Thursday, July 2, 2009

Camp Robber of the West... Gray Jay

Gray JayGray Jay at the picnic table, Abbott Creek, Jefferson Co., Oregon on 28 May 2009 by Greg Gillson.


Here is another photo obtained while scouting for the Woodpecker Wonderland bird festival at Camp Sherman, Oregon, a few weeks back.

These Northern forest and Western mountain birds are often quiet and hard to locate in the woods, giving soft whistles. Hard to locate, that is, until you visit one of the campgrounds they frequent. Begin your picnic and they sail up quietly and boldly snatch away your food! Camp robbers, indeed!

Though quite fluffy, these are actually one of the smaller jays in the world. Browner Pacific birds in the Cascades and Coast Ranges of the Pacific NW have more extensive black crowns and darker gray backs than the paler birds of the Rocky Mountains. In fact, these Pacific birds were once considered a separate species, the Oregon Jay. There are more questions than answers concerning these Pacific birds.

For instance, Gray Jays in the North cache food. That is, they save up excess food, coat it with sticky saliva, and then hide pellets of food to eat later in the winter. Do jays in the Coast Range cache food? Snow does not remain on the ground through winter in the rainy Coast Range as it does where the other studies were done. It would seem that stored food would soon go bad in the Coast Range.

Again, Gray Jays in the North may nest in March. Do jays in the Oregon and Washington Coast Range nest that early? It doesn't seem so, but the number of nests reported from this area is low.

Another thing. While Gray Jays can be predicted in the mountains and far north by the presence of spruce and true fir, they are generally absent in Sitka spruce along the immediate coast and instead are found widely in Douglas fir and western hemlock of the Coast Range, with forest tree structures where they wouldn't appear in other areas (clear cuts, alders, etc.). Why? There are mysteries aplenty to be discovered by a patient observer willing to spend some time in the Pacific Northwest woods.

I found this article concerning Steller's Jays stealing the cache of Gray Jays to be interesting.

1 comment:
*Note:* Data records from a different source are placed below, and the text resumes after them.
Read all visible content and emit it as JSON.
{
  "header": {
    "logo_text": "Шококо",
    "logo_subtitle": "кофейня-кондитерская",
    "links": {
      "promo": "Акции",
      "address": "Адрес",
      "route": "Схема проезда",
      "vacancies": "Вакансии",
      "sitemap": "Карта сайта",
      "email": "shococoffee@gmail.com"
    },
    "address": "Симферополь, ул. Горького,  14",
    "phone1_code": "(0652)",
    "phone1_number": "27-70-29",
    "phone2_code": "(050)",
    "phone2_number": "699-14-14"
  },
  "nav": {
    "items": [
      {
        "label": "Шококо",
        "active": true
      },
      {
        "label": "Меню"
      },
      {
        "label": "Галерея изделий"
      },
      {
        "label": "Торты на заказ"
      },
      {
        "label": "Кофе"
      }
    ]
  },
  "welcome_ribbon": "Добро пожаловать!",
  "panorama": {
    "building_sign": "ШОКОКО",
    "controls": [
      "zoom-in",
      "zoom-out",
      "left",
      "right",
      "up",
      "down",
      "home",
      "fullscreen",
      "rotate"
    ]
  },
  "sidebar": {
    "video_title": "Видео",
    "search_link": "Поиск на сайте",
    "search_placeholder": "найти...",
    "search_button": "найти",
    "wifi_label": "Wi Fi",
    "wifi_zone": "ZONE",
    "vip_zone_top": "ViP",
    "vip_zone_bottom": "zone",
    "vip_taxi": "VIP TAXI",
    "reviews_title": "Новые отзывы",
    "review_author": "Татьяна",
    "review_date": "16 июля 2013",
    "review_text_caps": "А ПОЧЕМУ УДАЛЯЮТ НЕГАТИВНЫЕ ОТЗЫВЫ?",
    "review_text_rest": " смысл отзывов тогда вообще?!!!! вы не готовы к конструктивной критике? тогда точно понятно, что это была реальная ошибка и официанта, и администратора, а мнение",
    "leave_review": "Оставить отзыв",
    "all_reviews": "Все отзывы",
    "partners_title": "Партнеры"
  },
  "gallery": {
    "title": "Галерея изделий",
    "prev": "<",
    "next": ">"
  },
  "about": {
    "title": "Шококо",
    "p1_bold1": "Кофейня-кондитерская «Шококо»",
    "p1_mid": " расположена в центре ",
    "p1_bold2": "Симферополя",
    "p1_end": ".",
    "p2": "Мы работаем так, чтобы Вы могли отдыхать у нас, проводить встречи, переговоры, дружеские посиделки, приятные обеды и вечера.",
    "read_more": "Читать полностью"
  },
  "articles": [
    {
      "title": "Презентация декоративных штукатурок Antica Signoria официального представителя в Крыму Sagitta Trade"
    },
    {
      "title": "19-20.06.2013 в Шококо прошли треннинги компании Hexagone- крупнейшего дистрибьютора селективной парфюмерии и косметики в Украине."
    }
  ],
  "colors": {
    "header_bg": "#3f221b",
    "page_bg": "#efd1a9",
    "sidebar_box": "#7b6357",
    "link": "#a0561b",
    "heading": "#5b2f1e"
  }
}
  1. We love the Gray Jays here. They are such characters. Ever since my husband got a picture of one of the guys on a fishing trip laying on the bench of a picnic table and a Jay landing on his stomach I've hoped they would get more friendly. They haven't come up an sat on my lap (LOL) but they do some very cute antics that I did get some pictures of. It's from a post I did on them back in February. I'm not the greatest photographer but they turned out ok.